Director of Measurement and Health Information Systems, WHO

"It is the best possible picture we could obtain with a survey of this size under these circumstances. The true picture in exact numbers of death can only be revealed by a full and complete registration system and that isn't present in Iraq right now and it wasn't present since 2003. So this is the best estimate that we can provide based on this survey. There are certainly ways to improve work in the future, in terms of death registration, in terms of hospitals."

Audio [00:00:34, mp3 333kb]
Video [00:00:39, mpg 27Mb]

CLIP 4

Sound bites from Dr Ties Boerma
Study co-author
Director of Measurement and Health Information Systems, WHO

"It has been extremely difficult to conduct a large, countrywide survey of households under such circumstances and there have been incidents in which an interviewer was kidnapped, and they were very close to violence.
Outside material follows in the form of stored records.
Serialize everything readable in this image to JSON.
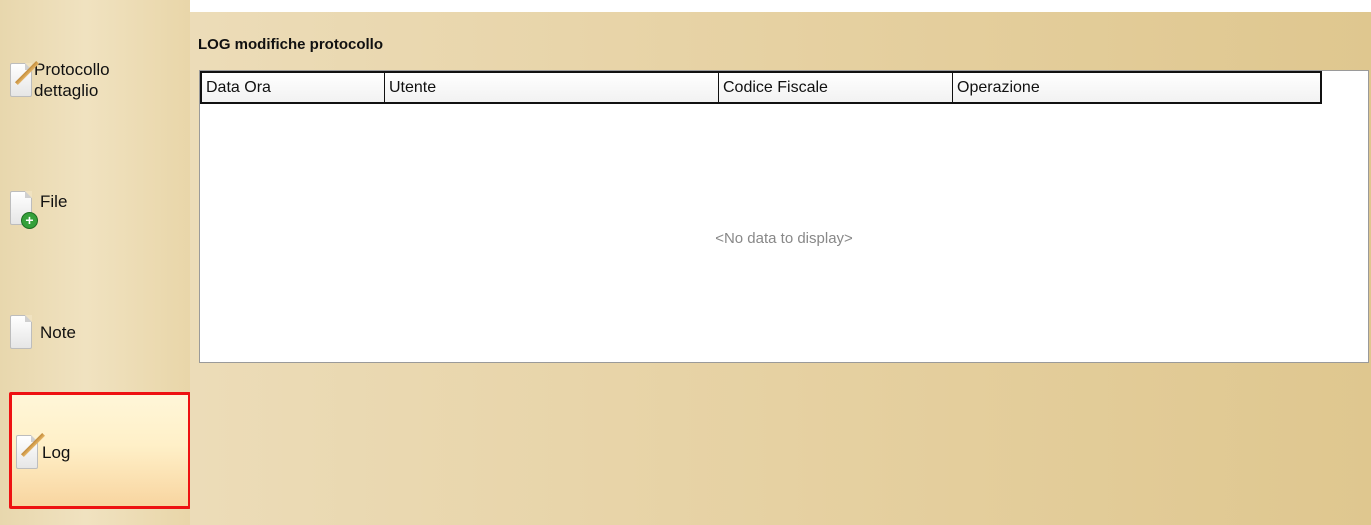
{
  "sidebar": {
    "items": [
      {
        "label_line1": "Protocollo",
        "label_line2": "dettaglio",
        "icon": "edit-document-icon"
      },
      {
        "label": "File",
        "icon": "add-file-icon"
      },
      {
        "label": "Note",
        "icon": "document-icon"
      },
      {
        "label": "Log",
        "icon": "edit-document-icon",
        "selected": true
      }
    ]
  },
  "main": {
    "title": "LOG modifiche protocollo",
    "grid": {
      "columns": [
        "Data Ora",
        "Utente",
        "Codice Fiscale",
        "Operazione"
      ],
      "rows": [],
      "empty_text": "<No data to display>"
    }
  },
  "colors": {
    "selected_outline": "#ee1111",
    "panel_background": "#e6d1a2"
  }
}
So everything had to be done to protect interviewers, teams and also those who were being interviewed. Sadly, however, during the course of the survey, one of our main co-investigators, a co-director of the central office of statistics, was shot dead on his way to work in Baghdad."
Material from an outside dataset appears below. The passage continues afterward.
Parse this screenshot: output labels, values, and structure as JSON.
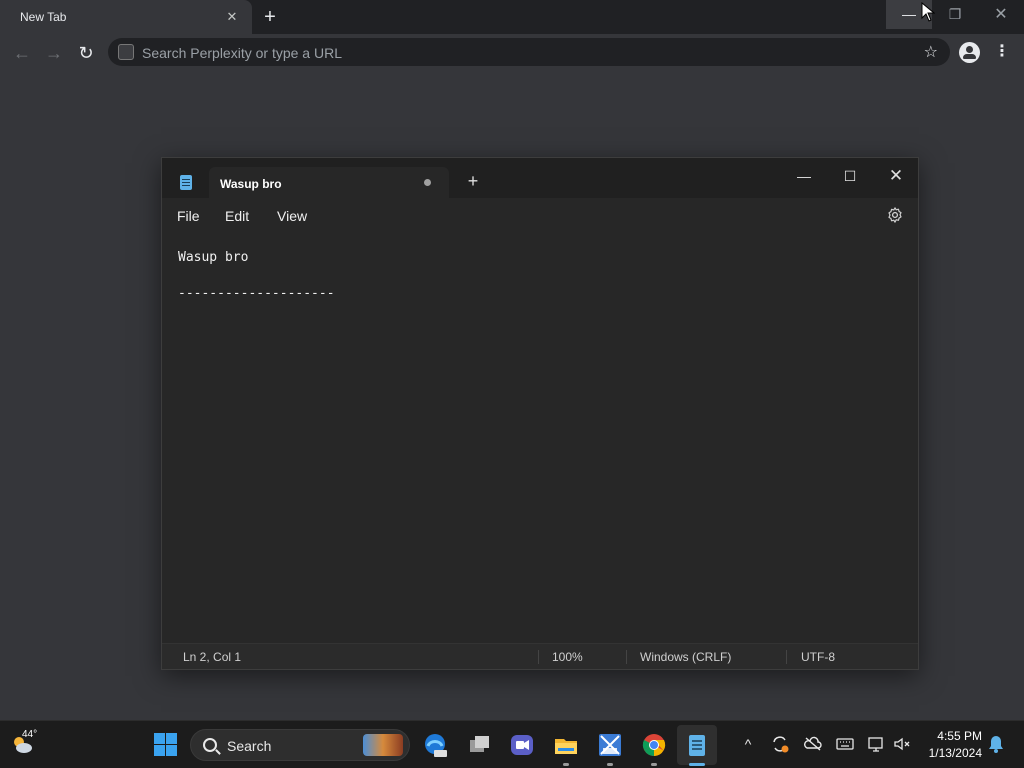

Audio [00:00:37, mp3 367kb]
Video [00:00:42, mpg 29Mb]

CLIP 5

Sound bites from Dr Naeema Al-Gasseer
WHO Representative to Iraq

"This survey was needed to give health policymakers (and) the Government of Iraq a tool to design the future health strategies and policies for health.

"It has been very difficult. There have been roadblocks, curfews, suspicions among the populations about the interviewers, one interviewer was kidnapped… However, all this difficult conditions demonstrated a determination, the stamina, the perseverance of the whole team wanting to do the studies and wanting to have the survey out and wanting to have the survey out in the light."

Audio [00:00: 37, mp3 364kb]

CLIP 6

Sound bites from Dr Naeema Al-Gasseer
WHO Representative to Iraq

"I think the strength of the survey is that everybody was very determined to make sure that as much as possible there is accuracy of reporting, the proper reviews. Strengths I think is also to always be ready, a hotline to answer the questions, a hotline to answer difficulties, to listen to each other if there is a family having a block of interviewers, how can we reorganize the team to make sure the interviews are conducted and the families are comfortable and the survey is complete. The communities were informed ahead of time, through different ways, either through the media or through letters that went through them or through community leaders, or the mosques, or the religious places or the schools. And that was also a strength because they would support the survey and allow the survey to go on. And also the community support to make a high response rate for the survey.

"The interviewers were mainly people from Ministry of Health and Ministry of Higher Education, they were physicians, nurses, pharmacists, some health professionals. But also we have to give credit to the statisticians at the Ministry of Planning who also provided support to the interview teams. Because it was a team, three or four interviewers would go together to a certain neighborhood and usually two interviewers would go to one household, since there were two studies going on, family health survey and mental health survey."

Audio [00:01:26, mp3 648Kb]